MOTORSPORT boss Max Mosley yesterday rejected claims he had taken part in a Nazi-themed orgy, insisting the event was nothing more than a suburban book club.

Mosley said he had formed the club with six young women from the London area after watching Richard and Judy on Channel Four.

"They seemed to have such fun talking about books," he said, "and I thought it might be nice to do that in a German accent, while naked and handcuffed to a chair.

"I fail to see how the use of German phrases, German accents and girls looking like concentration camp prisoners could possibly make anyone think this had anything to do with Nazis."

Mosley, who is suing the News of the World for breach of privacy, said his book club had nothing to do with his job as president of the FAI and its plans to invade Poland in early September.

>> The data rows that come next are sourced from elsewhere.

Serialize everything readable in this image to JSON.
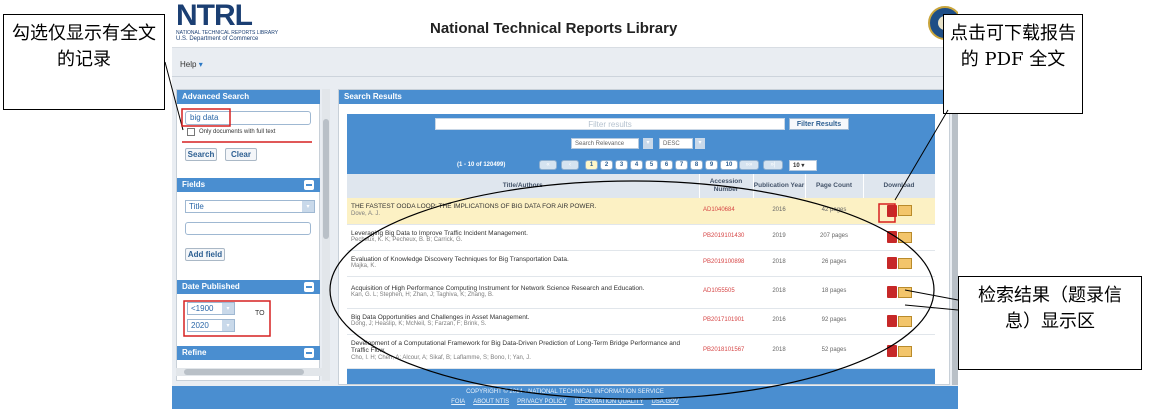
{
  "header": {
    "logo": {
      "big": "NTRL",
      "line1": "NATIONAL TECHNICAL REPORTS LIBRARY",
      "line2": "U.S. Department of Commerce"
    },
    "title": "National Technical Reports Library",
    "help": "Help"
  },
  "sidebar": {
    "advanced_search": "Advanced Search",
    "search_value": "big data",
    "fulltext_label": "Only documents with full text",
    "search_btn": "Search",
    "clear_btn": "Clear",
    "fields_title": "Fields",
    "field_select": "Title",
    "add_field": "Add field",
    "date_title": "Date Published",
    "date_from": "<1900",
    "date_to": "2020",
    "to_label": "TO",
    "refine_title": "Refine"
  },
  "results": {
    "title": "Search Results",
    "filter_placeholder": "Filter results",
    "filter_btn": "Filter Results",
    "sort": "Search Relevance",
    "order": "DESC",
    "count": "(1 - 10 of 120499)",
    "pages": [
      "1",
      "2",
      "3",
      "4",
      "5",
      "6",
      "7",
      "8",
      "9",
      "10"
    ],
    "per_page": "10",
    "nav": {
      "first": "«",
      "prev": "‹",
      "next": "»»",
      "last": "»|"
    },
    "columns": [
      "Title/Authors",
      "Accession Number",
      "Publication Year",
      "Page Count",
      "Download"
    ],
    "rows": [
      {
        "title": "THE FASTEST OODA LOOP: THE IMPLICATIONS OF BIG DATA FOR AIR POWER.",
        "authors": "Dove, A. J.",
        "acc": "AD1040684",
        "year": "2016",
        "pages": "42 pages"
      },
      {
        "title": "Leveraging Big Data to Improve Traffic Incident Management.",
        "authors": "Pecheux, K. K; Pecheux, B. B; Carrick, G.",
        "acc": "PB2019101430",
        "year": "2019",
        "pages": "207 pages"
      },
      {
        "title": "Evaluation of Knowledge Discovery Techniques for Big Transportation Data.",
        "authors": "Majka, K.",
        "acc": "PB2019100898",
        "year": "2018",
        "pages": "26 pages"
      },
      {
        "title": "Acquisition of High Performance Computing Instrument for Network Science Research and Education.",
        "authors": "Kan, G. L; Stephen, H; Zhan, J; Taghiva, K; Zhang, B.",
        "acc": "AD1055505",
        "year": "2018",
        "pages": "18 pages"
      },
      {
        "title": "Big Data Opportunities and Challenges in Asset Management.",
        "authors": "Dong, J; Heaslip, K; McNeil, S; Farzan, F; Brink, S.",
        "acc": "PB2017101901",
        "year": "2016",
        "pages": "92 pages"
      },
      {
        "title": "Development of a Computational Framework for Big Data-Driven Prediction of Long-Term Bridge Performance and Traffic Flow.",
        "authors": "Cho, I. H; Chen, A; Alcour, A; Sikaf, B; Laflamme, S; Bono, I; Yan, J.",
        "acc": "PB2018101567",
        "year": "2018",
        "pages": "52 pages"
      }
    ]
  },
  "footer": {
    "copyright": "COPYRIGHT © 2014 - NATIONAL TECHNICAL INFORMATION SERVICE",
    "links": [
      "FOIA",
      "ABOUT NTIS",
      "PRIVACY POLICY",
      "INFORMATION QUALITY",
      "USA.GOV"
    ]
  },
  "annotations": {
    "left": "勾选仅显示有全文的记录",
    "right_top": "点击可下载报告的 PDF 全文",
    "right_bottom": "检索结果（题录信息）显示区"
  }
}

And he insisted the paper's hidden cameras had simply captured an animated discussion of Angels and Demons by Dan Brown.

"I was attempting to illustrate my point that the book was more exciting than being strapped to a table and set upon by a gang of tarts."

He added: "It's something I enjoy, it helps me unwind and like most book clubs, we do like to round things off with a pot of tea, a jaffa cake and plenty of hot oral sex."